WHAT IS REQUIRED:
Exclude the pictures and reproduce the remaining data exactly as written.

——————

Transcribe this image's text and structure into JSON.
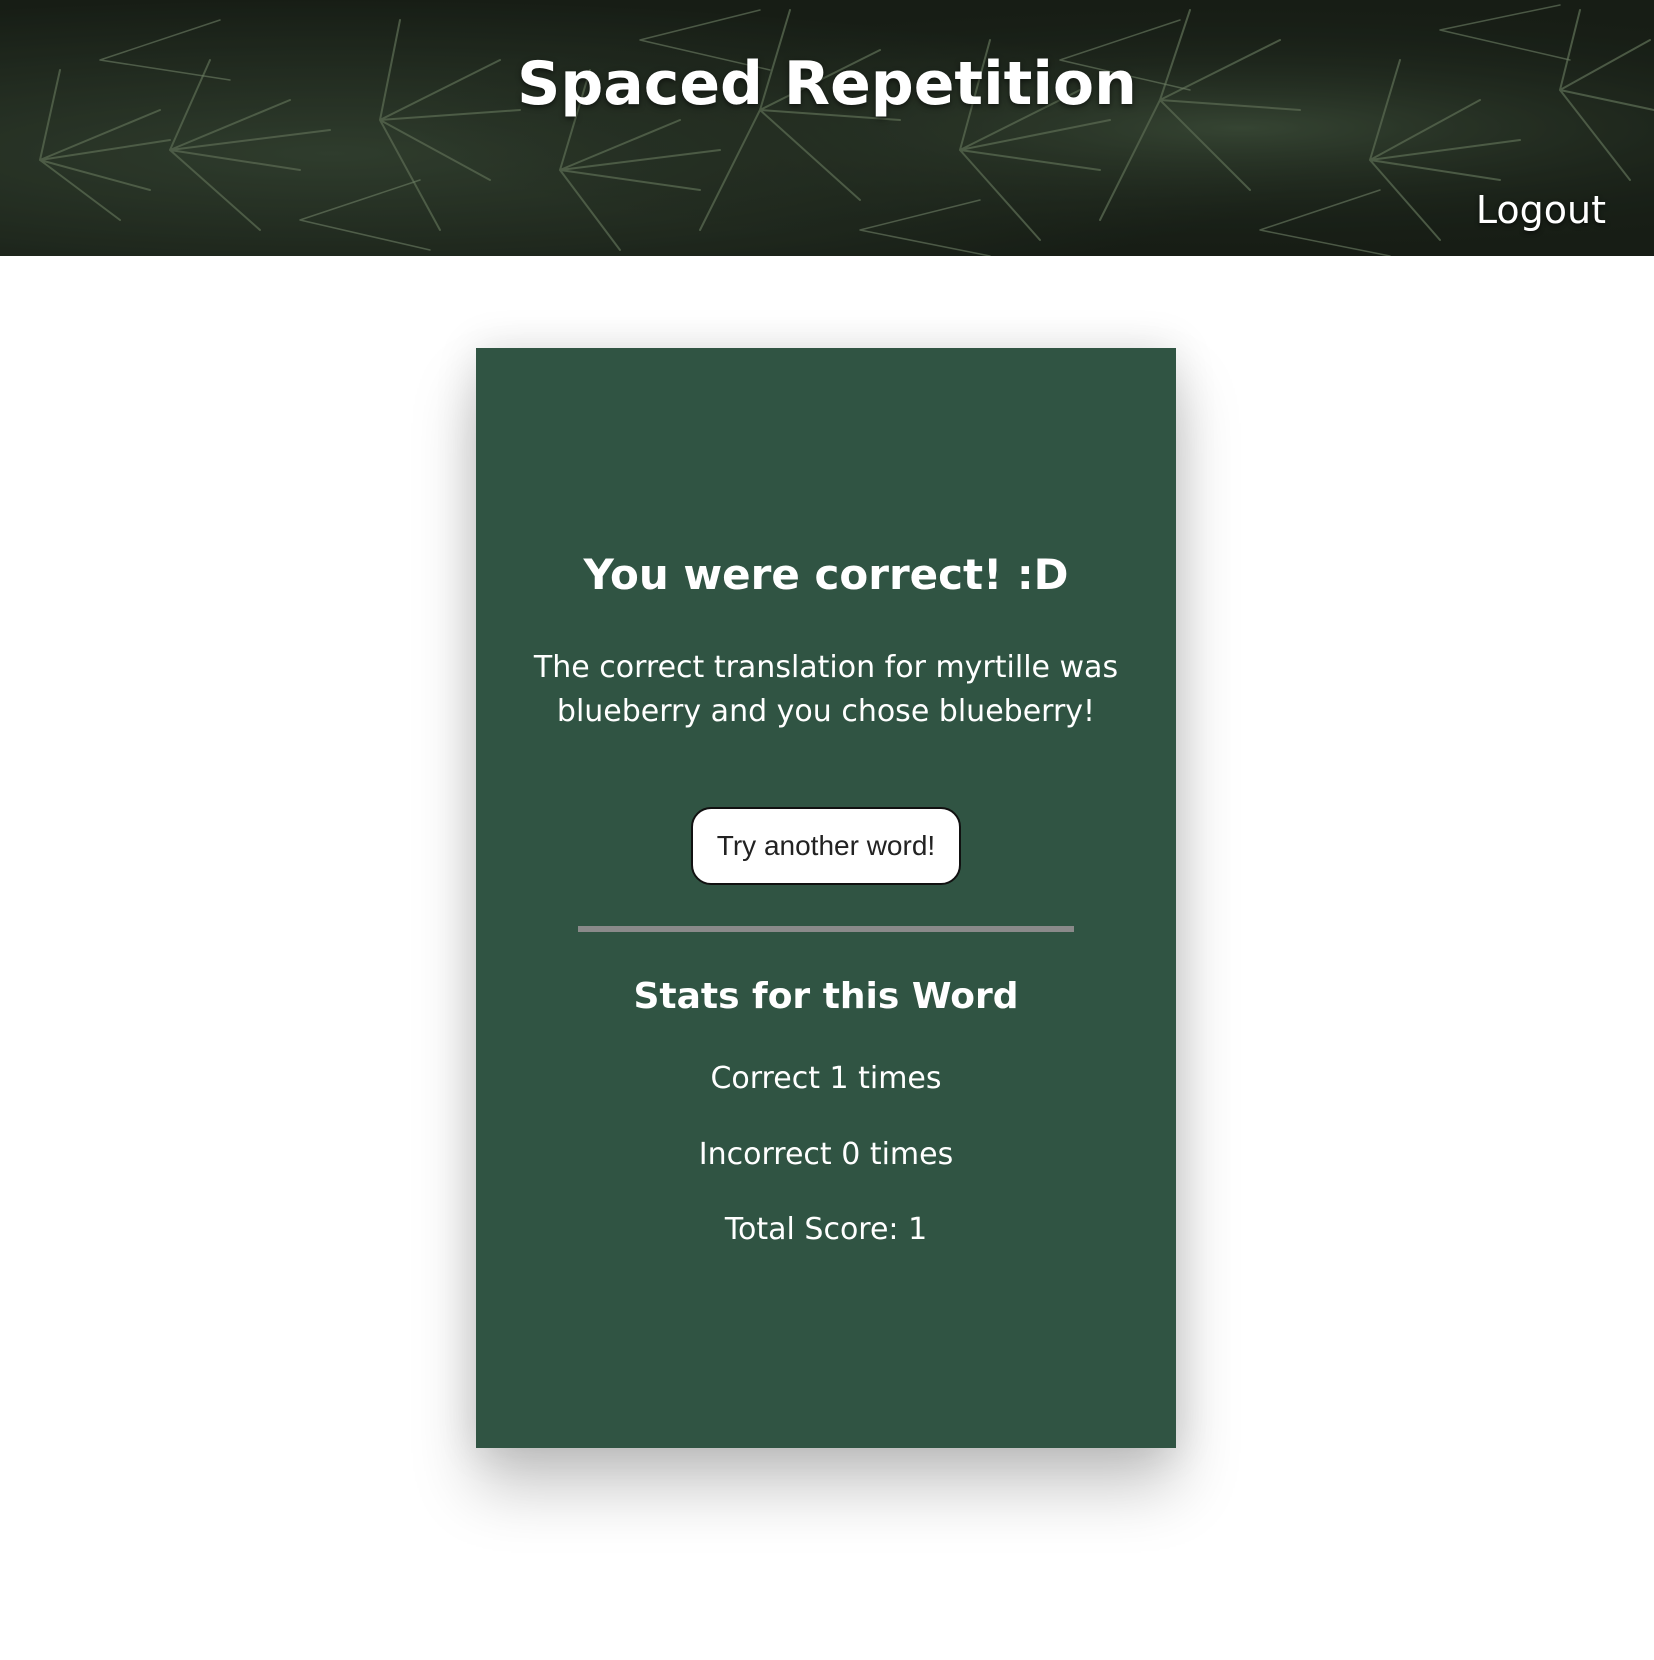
{
  "header": {
    "title": "Spaced Repetition",
    "logout_label": "Logout",
    "background_image": "pine-branches-photo"
  },
  "card": {
    "heading": "You were correct! :D",
    "feedback": "The correct translation for myrtille was blueberry and you chose blueberry!",
    "button_label": "Try another word!",
    "stats_heading": "Stats for this Word",
    "correct_text": "Correct 1 times",
    "incorrect_text": "Incorrect 0 times",
    "total_text": "Total Score: 1"
  },
  "colors": {
    "card_background": "#305443",
    "divider": "#8a8a8a",
    "text": "#ffffff",
    "page_background": "#ffffff"
  }
}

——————

THE ANSWER:
Transcribe this image's text and structure into JSON.
{
  "header": {
    "title": "Spaced Repetition",
    "logout_label": "Logout",
    "background_image": "pine-branches-photo"
  },
  "card": {
    "heading": "You were correct! :D",
    "feedback": "The correct translation for myrtille was blueberry and you chose blueberry!",
    "button_label": "Try another word!",
    "stats_heading": "Stats for this Word",
    "correct_text": "Correct 1 times",
    "incorrect_text": "Incorrect 0 times",
    "total_text": "Total Score: 1"
  },
  "colors": {
    "card_background": "#305443",
    "divider": "#8a8a8a",
    "text": "#ffffff",
    "page_background": "#ffffff"
  }
}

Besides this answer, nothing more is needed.